Exercise prompt: The expected output is each line below containing "reporting", copied in full.

Given records:
——
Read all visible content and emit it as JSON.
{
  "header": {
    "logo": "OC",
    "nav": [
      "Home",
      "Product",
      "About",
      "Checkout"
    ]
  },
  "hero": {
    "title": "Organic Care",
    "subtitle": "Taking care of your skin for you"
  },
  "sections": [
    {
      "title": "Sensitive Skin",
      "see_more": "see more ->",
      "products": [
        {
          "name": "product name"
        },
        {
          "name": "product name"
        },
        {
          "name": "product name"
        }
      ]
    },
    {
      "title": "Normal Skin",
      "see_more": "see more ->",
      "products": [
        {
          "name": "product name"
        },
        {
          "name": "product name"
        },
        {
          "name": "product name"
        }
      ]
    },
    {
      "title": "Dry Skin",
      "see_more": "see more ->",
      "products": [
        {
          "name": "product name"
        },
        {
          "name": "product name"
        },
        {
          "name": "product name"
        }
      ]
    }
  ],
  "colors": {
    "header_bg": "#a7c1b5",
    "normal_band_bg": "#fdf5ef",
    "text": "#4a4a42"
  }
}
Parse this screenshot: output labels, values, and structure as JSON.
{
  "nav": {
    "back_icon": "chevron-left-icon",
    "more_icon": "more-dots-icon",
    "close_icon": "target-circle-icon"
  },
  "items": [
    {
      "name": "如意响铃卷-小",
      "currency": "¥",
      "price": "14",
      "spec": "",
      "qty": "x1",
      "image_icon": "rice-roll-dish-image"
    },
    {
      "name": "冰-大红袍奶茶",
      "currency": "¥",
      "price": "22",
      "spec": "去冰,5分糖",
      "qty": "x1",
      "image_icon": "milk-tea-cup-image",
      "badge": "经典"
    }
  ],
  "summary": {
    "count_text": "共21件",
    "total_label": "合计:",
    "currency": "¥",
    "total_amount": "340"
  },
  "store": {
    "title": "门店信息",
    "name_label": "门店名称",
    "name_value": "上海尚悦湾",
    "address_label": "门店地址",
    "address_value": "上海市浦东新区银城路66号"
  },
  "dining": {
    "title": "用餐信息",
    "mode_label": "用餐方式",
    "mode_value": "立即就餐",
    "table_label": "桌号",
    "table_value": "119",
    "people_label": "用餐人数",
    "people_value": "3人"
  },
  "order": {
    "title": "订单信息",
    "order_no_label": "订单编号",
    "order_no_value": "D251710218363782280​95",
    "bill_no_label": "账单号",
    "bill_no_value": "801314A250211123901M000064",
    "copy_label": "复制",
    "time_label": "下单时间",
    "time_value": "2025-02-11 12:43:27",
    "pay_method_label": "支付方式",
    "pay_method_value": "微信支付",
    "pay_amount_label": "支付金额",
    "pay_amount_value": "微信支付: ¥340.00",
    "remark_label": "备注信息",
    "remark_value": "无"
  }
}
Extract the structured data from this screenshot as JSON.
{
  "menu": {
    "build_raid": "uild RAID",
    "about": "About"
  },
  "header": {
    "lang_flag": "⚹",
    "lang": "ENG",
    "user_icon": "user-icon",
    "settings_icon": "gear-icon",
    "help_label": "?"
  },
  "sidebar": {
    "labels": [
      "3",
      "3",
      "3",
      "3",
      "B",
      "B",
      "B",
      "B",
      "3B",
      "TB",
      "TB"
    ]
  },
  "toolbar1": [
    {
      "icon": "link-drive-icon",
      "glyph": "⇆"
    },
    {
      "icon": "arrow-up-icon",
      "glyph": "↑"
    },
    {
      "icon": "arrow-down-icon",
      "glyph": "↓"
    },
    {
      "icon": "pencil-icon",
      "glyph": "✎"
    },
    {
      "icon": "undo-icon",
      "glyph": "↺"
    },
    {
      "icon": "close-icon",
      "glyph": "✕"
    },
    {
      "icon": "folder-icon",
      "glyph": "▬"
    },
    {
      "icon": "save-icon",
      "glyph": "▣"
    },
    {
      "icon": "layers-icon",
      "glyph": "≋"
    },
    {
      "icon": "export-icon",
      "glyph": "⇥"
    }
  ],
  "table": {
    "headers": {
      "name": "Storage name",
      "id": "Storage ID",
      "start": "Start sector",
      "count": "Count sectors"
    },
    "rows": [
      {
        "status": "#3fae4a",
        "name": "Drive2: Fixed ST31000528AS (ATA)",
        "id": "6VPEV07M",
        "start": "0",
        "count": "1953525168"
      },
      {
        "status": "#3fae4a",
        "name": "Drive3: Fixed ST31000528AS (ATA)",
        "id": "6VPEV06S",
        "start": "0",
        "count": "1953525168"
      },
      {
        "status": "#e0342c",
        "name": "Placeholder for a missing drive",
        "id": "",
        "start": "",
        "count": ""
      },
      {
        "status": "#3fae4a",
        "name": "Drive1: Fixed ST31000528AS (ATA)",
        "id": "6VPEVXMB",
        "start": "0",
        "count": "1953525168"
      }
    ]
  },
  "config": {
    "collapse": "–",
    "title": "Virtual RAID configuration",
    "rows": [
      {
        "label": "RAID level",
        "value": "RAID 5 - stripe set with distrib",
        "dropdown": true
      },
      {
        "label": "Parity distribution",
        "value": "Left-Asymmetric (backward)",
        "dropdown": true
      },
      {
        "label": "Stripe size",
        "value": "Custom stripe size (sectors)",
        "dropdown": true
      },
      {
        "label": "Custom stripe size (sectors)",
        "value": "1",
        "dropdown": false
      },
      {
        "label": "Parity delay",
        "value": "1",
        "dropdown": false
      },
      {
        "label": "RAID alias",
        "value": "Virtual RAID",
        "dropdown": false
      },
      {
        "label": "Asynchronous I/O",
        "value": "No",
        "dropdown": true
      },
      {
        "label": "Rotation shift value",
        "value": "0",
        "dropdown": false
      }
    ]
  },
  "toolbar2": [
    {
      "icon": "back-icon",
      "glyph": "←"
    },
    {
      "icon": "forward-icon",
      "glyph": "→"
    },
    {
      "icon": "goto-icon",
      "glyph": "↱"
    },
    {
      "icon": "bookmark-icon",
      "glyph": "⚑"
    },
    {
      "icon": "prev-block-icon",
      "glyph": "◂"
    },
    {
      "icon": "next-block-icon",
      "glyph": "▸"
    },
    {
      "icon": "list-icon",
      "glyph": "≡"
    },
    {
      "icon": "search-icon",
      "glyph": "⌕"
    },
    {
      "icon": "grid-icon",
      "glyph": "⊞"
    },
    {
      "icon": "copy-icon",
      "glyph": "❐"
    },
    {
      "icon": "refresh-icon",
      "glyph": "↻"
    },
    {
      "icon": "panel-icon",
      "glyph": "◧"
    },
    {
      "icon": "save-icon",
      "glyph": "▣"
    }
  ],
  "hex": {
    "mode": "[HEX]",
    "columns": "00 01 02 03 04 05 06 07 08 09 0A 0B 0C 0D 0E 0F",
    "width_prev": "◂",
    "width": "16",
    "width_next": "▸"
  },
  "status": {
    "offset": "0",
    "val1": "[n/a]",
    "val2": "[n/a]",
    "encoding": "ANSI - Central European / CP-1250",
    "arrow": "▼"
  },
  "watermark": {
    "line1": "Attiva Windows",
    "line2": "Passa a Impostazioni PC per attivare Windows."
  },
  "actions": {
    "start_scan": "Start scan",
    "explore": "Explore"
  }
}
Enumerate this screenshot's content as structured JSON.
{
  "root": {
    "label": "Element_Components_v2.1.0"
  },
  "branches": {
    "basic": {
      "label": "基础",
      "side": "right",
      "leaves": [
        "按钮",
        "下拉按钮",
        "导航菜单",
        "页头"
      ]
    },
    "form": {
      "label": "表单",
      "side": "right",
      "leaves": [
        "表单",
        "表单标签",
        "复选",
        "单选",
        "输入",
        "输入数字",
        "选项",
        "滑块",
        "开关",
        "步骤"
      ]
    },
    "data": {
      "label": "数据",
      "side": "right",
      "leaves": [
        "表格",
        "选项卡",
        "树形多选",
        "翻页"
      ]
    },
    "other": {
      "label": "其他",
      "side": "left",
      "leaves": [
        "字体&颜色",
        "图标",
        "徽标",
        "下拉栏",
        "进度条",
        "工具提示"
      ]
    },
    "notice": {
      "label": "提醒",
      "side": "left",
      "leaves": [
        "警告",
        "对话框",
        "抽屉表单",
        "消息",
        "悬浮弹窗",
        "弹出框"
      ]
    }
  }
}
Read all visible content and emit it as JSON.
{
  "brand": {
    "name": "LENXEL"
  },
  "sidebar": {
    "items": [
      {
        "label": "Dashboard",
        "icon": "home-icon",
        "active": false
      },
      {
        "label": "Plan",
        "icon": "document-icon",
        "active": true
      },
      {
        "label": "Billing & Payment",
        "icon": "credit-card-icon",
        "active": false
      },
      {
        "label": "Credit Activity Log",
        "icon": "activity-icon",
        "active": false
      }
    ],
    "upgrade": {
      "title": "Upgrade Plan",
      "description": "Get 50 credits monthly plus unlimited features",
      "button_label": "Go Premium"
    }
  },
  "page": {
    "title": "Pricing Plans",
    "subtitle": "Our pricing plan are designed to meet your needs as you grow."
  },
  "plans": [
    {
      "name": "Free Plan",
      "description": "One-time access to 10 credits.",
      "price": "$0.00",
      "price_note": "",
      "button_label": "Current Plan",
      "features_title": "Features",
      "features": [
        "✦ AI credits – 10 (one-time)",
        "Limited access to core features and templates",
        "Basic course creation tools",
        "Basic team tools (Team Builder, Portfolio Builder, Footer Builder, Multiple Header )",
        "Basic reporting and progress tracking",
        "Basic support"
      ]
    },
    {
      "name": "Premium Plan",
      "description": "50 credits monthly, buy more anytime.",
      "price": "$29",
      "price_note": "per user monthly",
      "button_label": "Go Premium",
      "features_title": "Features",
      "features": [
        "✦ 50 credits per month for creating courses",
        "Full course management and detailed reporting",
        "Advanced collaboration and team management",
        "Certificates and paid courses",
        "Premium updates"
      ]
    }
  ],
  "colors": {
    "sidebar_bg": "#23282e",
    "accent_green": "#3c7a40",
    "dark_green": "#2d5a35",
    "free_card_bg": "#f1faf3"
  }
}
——
Exercise response:
        "Basic reporting and progress tracking",
        "Full course management and detailed reporting",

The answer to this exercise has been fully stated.